Science & Health

The 90-day review of U.S. intelligence on COVID-19 origins, which was completed in August, was highly inconclusive and even discounted several points cited by lab-leak theory proponents, according to a newly declassified summary. Beijing did not respond to the contents of the report, which it dismissed as “political and false.”

covid virus and flashlight
Illustration for SupChina by Derek Zheng

China’s Ministry of Foreign Affairs lashed out yesterday at a newly declassified report from the U.S. Office of the Director of National Intelligence that summarized the findings of a 90-day review of COVID-19 origins ordered by President Biden back in May.

  • The foreign ministry statement (in English, Chinese) did not respond to any specific findings in the report, but dismissed it as “political and false” and having “no scientific basis or credibility.”
  • Studying the origins of COVID-19 “should and can only be carried out by global scientists in cooperation,” the statement said, adding that the “use of intelligence agencies to trace the origins is in itself an iron-clad proof of politicization.”

What did the report say?

The 18-page report released on October 29, which is a public summary of a classified analysis completed in August, is highly inconclusive on the origins of COVID-19.

  • Only one Intelligence Community agency — identified by the New York Times as the FBI — believes with “moderate confidence” that a “laboratory-associated incident” is the “most likely” origin story for COVID-19.
  • Five agencies, including the National Intelligence Council, lean toward a “natural exposure to an animal infected with it or a close progenitor virus” — but all of these agencies have only low confidence in the assessment.
  • The report dismisses some points that proponents of the “lab-leak theory” had cited earlier this year, such as the existence of a furin cleavage site (FCS) in the virus’s spike protein (the COVID-19 virus “could have acquired its FCS through natural recombination with another virus”), the alleged hospital admissions of several virus researchers in Wuhan in autumn 2019 (“Even if confirmed, hospital admission alone would not be diagnostic of COVID-19 infection”), and China’s supposedly suspicious invective about virus origins inquiries (“Beijing’s lack of cooperation on origins [is] not diagnostic of either hypothesis”).
  • The virus “was not developed as a biological weapon,” the report concludes, and it “probably was not genetically engineered” in any way.
  • If a lab incident was involved in an early infection, Chinese researchers and the government “probably were unaware in the initial months that such an incident had occurred.”

Two parts of the report likely rankled Chinese officials the most:

  • The assertion that a lab leak remains “plausible”: While the World Health Organization’s inquiry into COVID origins has also not ruled out a lab leak origin, and merely said it was “extremely unlikely,” the Chinese foreign ministry has previously mischaracterized the WHO finding as having “basically ruled out” a lab leak origin.
  • Calls for more transparency from China: Beijing “continues to hinder the global investigation, resist sharing information, and blame other countries, including the United States,” the U.S. report says.
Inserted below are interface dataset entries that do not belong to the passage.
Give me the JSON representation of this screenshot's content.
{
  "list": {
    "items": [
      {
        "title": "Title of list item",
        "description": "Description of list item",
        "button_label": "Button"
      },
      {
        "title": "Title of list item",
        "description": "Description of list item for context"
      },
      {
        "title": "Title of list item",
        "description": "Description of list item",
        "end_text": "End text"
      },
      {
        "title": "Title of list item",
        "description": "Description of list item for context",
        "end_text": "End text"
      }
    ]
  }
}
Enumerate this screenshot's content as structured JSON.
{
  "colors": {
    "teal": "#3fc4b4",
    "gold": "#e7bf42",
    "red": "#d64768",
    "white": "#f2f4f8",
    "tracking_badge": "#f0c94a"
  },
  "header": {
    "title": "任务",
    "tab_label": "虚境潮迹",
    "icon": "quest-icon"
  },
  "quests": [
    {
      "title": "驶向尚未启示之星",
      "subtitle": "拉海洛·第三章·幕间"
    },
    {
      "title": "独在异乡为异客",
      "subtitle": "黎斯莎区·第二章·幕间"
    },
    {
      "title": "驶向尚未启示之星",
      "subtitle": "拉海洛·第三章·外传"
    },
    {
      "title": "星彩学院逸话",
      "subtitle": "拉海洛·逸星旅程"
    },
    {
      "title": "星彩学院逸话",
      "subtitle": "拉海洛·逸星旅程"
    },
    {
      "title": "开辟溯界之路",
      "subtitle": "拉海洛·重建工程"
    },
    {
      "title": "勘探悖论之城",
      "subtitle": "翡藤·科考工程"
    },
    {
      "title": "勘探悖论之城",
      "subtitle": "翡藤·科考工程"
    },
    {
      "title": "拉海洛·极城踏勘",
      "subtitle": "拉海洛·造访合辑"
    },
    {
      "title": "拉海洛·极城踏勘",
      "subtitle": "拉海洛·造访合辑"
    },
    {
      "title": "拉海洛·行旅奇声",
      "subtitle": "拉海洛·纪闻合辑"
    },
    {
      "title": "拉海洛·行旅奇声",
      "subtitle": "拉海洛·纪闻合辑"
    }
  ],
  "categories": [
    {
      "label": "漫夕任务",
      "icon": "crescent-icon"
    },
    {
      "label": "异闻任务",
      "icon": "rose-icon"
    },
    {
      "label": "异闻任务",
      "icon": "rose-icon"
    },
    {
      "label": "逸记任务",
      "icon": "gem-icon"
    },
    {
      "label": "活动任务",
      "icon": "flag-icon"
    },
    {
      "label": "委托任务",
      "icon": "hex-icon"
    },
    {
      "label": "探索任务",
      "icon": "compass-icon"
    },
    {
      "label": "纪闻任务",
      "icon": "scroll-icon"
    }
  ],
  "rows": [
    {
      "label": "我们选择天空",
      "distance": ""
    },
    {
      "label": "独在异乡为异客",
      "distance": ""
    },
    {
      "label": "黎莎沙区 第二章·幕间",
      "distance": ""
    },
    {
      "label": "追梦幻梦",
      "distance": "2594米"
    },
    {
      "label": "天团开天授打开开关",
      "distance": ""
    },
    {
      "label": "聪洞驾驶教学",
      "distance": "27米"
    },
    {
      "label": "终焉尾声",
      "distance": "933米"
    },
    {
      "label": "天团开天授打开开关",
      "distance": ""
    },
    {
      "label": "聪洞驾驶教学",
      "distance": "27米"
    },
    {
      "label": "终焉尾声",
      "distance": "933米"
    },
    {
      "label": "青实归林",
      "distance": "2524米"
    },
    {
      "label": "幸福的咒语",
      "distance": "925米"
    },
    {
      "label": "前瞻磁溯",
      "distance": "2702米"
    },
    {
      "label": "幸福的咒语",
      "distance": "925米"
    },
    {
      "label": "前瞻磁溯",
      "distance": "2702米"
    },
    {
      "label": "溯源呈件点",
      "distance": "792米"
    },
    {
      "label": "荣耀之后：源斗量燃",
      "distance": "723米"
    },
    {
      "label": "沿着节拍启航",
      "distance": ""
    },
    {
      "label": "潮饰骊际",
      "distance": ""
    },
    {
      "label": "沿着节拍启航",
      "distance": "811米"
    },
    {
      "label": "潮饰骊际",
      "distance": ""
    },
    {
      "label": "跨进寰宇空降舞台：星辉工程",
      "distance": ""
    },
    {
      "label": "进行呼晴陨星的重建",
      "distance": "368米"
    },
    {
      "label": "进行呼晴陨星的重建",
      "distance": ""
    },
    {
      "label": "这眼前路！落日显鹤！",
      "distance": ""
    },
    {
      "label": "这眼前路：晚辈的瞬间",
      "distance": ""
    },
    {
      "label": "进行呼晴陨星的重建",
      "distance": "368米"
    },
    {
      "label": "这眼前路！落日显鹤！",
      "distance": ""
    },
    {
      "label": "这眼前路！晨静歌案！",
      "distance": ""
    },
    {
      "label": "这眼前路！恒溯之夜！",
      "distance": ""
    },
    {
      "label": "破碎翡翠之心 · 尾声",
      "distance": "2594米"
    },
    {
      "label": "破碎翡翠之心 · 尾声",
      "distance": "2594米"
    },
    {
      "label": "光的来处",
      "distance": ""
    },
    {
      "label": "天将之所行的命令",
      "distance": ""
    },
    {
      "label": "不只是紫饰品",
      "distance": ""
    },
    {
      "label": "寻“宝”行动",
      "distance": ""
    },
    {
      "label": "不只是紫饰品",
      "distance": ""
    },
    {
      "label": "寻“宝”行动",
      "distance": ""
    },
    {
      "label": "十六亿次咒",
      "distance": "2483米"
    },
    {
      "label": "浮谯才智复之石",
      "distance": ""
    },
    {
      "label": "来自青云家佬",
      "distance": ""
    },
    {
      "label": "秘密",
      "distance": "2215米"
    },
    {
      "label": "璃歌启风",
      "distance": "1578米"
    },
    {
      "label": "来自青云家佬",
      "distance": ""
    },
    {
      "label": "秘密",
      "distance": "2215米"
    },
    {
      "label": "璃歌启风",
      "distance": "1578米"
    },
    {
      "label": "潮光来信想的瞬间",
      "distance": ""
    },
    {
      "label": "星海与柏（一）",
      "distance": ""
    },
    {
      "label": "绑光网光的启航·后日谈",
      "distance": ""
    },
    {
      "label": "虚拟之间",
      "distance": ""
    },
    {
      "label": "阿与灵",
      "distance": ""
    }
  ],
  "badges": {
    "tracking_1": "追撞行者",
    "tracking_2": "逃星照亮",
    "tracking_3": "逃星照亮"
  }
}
In July, China rejected a WHO proposal to audit labs in Wuhan to fully rule out any possibility of a lab leak, and suggested that the origins investigation continue outside of China.